Lateral Geographies is delighted to announce its fourth artist in residence: Eve Marguerite.

Over the course of the residency, Eve will present What If We Gave Them Back. The project builds on ideas concerning the function and use of public cultural and art spaces in present day society.

Via digital narrative, the artist explores alternative, experimental uses of space within museums and galleries – fostering dialogue about the role of cultural institutions and how, in future, they may evolve. The work invites reflection on issues of urgency within and beyond the arts sector – identity, equity, and power; of decolonisation, diversification and cultural repatriation.

At the height of the Covid outbreak, the arts sector – one of the industries to be hit hardest by the pandemic – was in troubled waters. Quarantines, government-imposed shutdowns and travel bans had left museums, galleries, and institutions worldwide with no choice but to quickly adapt and evolve in order to survive.

After a period of uncertainty and adjustment, the implementation of physical distancing measures eventually forged new digital paths for the art industry, leading to novel ways for artists seeking to connect with locked-down audiences.
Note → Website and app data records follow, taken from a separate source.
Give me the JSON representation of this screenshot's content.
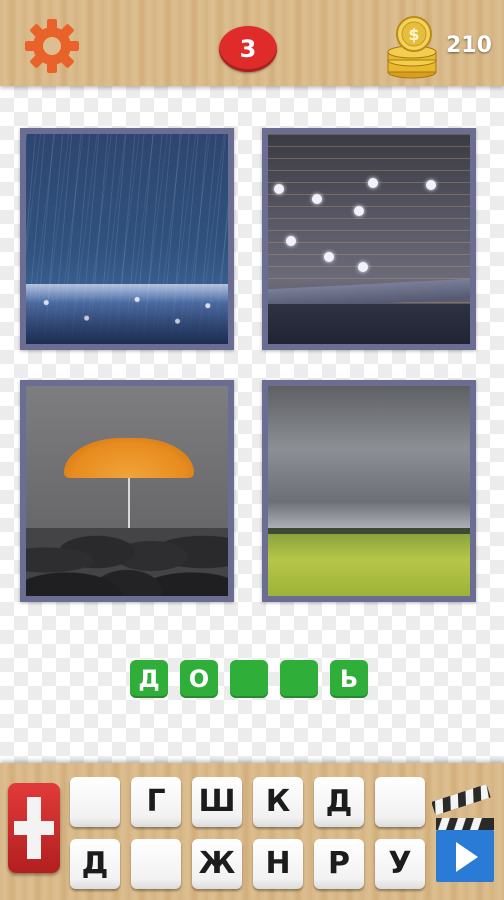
{
  "header": {
    "settings_icon": "gear-icon",
    "level": "3",
    "coins_icon": "coin-stack-icon",
    "coins": "210"
  },
  "pictures": [
    {
      "name": "picture-1"
    },
    {
      "name": "picture-2"
    },
    {
      "name": "picture-3"
    },
    {
      "name": "picture-4"
    }
  ],
  "answer": {
    "slots": [
      "Д",
      "О",
      "",
      "",
      "Ь"
    ]
  },
  "keyboard": {
    "row1": [
      "",
      "Г",
      "Ш",
      "К",
      "Д",
      ""
    ],
    "row2": [
      "Д",
      "",
      "Ж",
      "Н",
      "Р",
      "У"
    ],
    "hint_icon": "plus-icon",
    "video_icon": "clapperboard-play-icon"
  },
  "colors": {
    "level_badge": "#e02b2b",
    "answer_slot": "#2fae3a",
    "gear": "#e8622a",
    "hint_button": "#d22c2c",
    "video_button": "#2a7bd6",
    "tile_frame": "#6c6d93"
  }
}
This ongoing “digital revolution” – as it is usually referred to – has been seen as an opportunity to shape a more inclusive, diverse, and overall fairer industry, with benefits stretching further beyond mere survival and financial gains. Digital engagement has quickly become the catchphrase of the moment, and words and acronyms like AI (artificial intelligence), AR (augmented reality), VR (virtual reality), blockchain, NFT (non-fungible tokens) have cemented themselves in everyday lexicon.
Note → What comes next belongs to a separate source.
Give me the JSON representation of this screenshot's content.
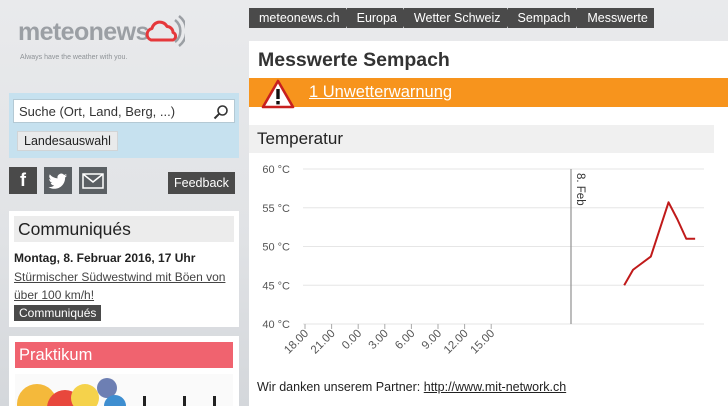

However, while the transformative potential of digital technologies seems certain, it is unlikely that a technology shift alone will ever be enough to spark a “revolution” – unless, of course, we first deal with the obstacles, and there are many, preventing the art world from being effectively more inclusive, diverse and fairer.

Behind a façade of liberal progression, the world of the arts – a complex ecosystem made up of artists, audiences, museums and galleries professionals, curators, critics, etc. – fails often to live up to the values it purports to uphold. Toxic philanthropy and controversial sponsorship deals, economic and cultural exploitation, tokenism, racial and gender-based discrimination are just some of the problems that plague the industry.

The need to “reform” the arts sector is long overdue, and calls have been made for a structural transformation for years. In more recent times, the debate surrounding the reform has taken on added urgency and a sharper socio-political edge as the topic of decolonising the art space – and, by extension, the ecosystem as a whole – has been given growing recognition.

The history of museums in Europe and North America in particular is undeniably bound up in the history of colonialism, plunder and enslavement, with collections often amassed through looting, forced labour and illicit trade. To decolonise a museum – or a gallery – means to address the colonial narratives and taxonomies embedded within the institution itself, and establish non-colonial practices that reject exclusionary norms in order to embrace and adopt different perspectives.

The process of decolonisation also considers the return of looted artefacts to their country of origin. A hotly debated topic, the repatriation process is grounded in a broader discussion concerning distributive justice and, more specifically, the equitable redistribution of cultural goods, and should therefore be seen as an integral part of the decolonizing process.

In a broader sense, many call for a challenge to limits posed by an outmoded and regressive canonical tradition embedded in the logic of profit maximisation and rooted in eurocentrism and white supremacy, in patriarchy and heteronormativity.

Decolonising the art ecosystem is not just theoretical exercise. It implies challenging the status quo and opposing the structures of power that perpetuate inequality and exclusion. It entails encouraging rather than suppressing dissent.

The road to a more inclusive, broad-ranging and just art industry is certainly one strewn with obstacles, setbacks and detours – nonetheless, it is one we must take if we want to keep the sector relevant and in step with an ever-changing, ever-evolving and politically awakened society.

Words by Lateral Geographies Curator Jacopo Nuvolari